▸ What you need to do
Reproduce each entry exactly, so that everything except the pictures is carried over.

*** Opening of Entries supplied ***

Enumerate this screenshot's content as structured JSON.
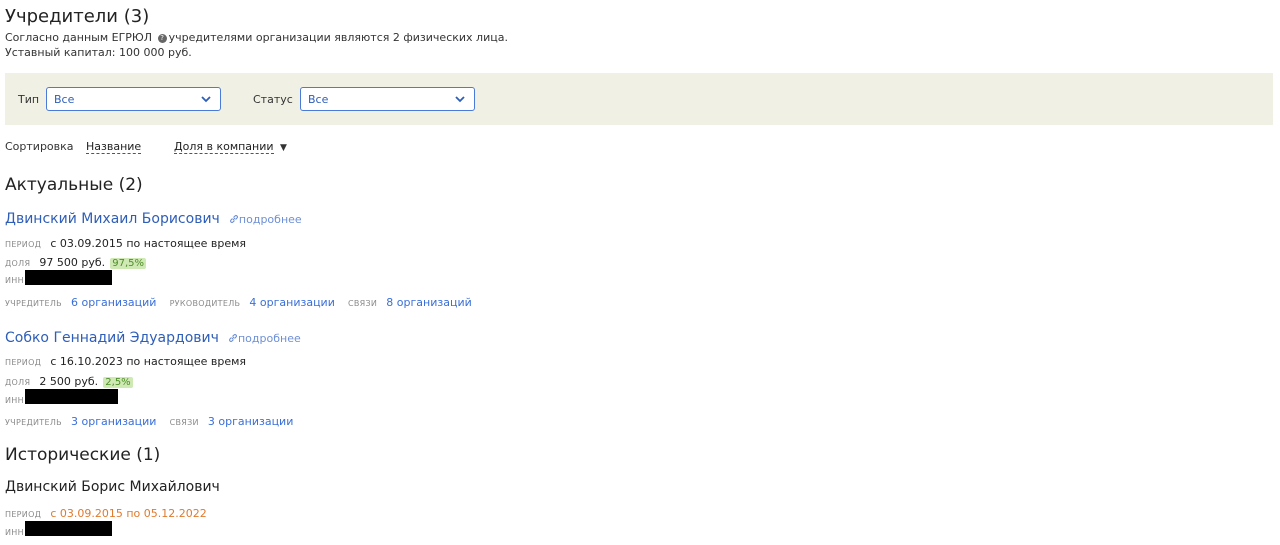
{
  "header": {
    "title": "Учредители (3)",
    "egrul_prefix": "Согласно данным ЕГРЮЛ",
    "egrul_suffix": "учредителями организации являются 2 физических лица.",
    "capital": "Уставный капитал: 100 000 руб."
  },
  "filters": {
    "type_label": "Тип",
    "type_value": "Все",
    "status_label": "Статус",
    "status_value": "Все"
  },
  "sort": {
    "label": "Сортировка",
    "by_name": "Название",
    "by_share": "Доля в компании",
    "arrow": "▼"
  },
  "labels": {
    "period": "период",
    "share": "доля",
    "inn": "инн",
    "founder": "учредитель",
    "director": "руководитель",
    "links": "связи",
    "more": "подробнее"
  },
  "actual": {
    "title": "Актуальные (2)",
    "items": [
      {
        "name": "Двинский Михаил Борисович",
        "period": "с 03.09.2015 по настоящее время",
        "share_amount": "97 500 руб.",
        "share_pct": "97,5%",
        "founder_count": "6 организаций",
        "director_count": "4 организации",
        "links_count": "8 организаций"
      },
      {
        "name": "Собко Геннадий Эдуардович",
        "period": "с 16.10.2023 по настоящее время",
        "share_amount": "2 500 руб.",
        "share_pct": "2,5%",
        "founder_count": "3 организации",
        "links_count": "3 организации"
      }
    ]
  },
  "historical": {
    "title": "Исторические (1)",
    "items": [
      {
        "name": "Двинский Борис Михайлович",
        "period": "с 03.09.2015 по 05.12.2022"
      }
    ]
  },
  "colors": {
    "link": "#2e5eb8",
    "filter_bg": "#f0f0e4",
    "pct_bg": "#cfe9b4",
    "historical_period": "#e07a2c"
  }
}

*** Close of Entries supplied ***

▸ Exercise answer
Enumerate this screenshot's content as structured JSON.
{
  "header": {
    "title": "Учредители (3)",
    "egrul_prefix": "Согласно данным ЕГРЮЛ",
    "egrul_suffix": "учредителями организации являются 2 физических лица.",
    "capital": "Уставный капитал: 100 000 руб."
  },
  "filters": {
    "type_label": "Тип",
    "type_value": "Все",
    "status_label": "Статус",
    "status_value": "Все"
  },
  "sort": {
    "label": "Сортировка",
    "by_name": "Название",
    "by_share": "Доля в компании",
    "arrow": "▼"
  },
  "labels": {
    "period": "период",
    "share": "доля",
    "inn": "инн",
    "founder": "учредитель",
    "director": "руководитель",
    "links": "связи",
    "more": "подробнее"
  },
  "actual": {
    "title": "Актуальные (2)",
    "items": [
      {
        "name": "Двинский Михаил Борисович",
        "period": "с 03.09.2015 по настоящее время",
        "share_amount": "97 500 руб.",
        "share_pct": "97,5%",
        "founder_count": "6 организаций",
        "director_count": "4 организации",
        "links_count": "8 организаций"
      },
      {
        "name": "Собко Геннадий Эдуардович",
        "period": "с 16.10.2023 по настоящее время",
        "share_amount": "2 500 руб.",
        "share_pct": "2,5%",
        "founder_count": "3 организации",
        "links_count": "3 организации"
      }
    ]
  },
  "historical": {
    "title": "Исторические (1)",
    "items": [
      {
        "name": "Двинский Борис Михайлович",
        "period": "с 03.09.2015 по 05.12.2022"
      }
    ]
  },
  "colors": {
    "link": "#2e5eb8",
    "filter_bg": "#f0f0e4",
    "pct_bg": "#cfe9b4",
    "historical_period": "#e07a2c"
  }
}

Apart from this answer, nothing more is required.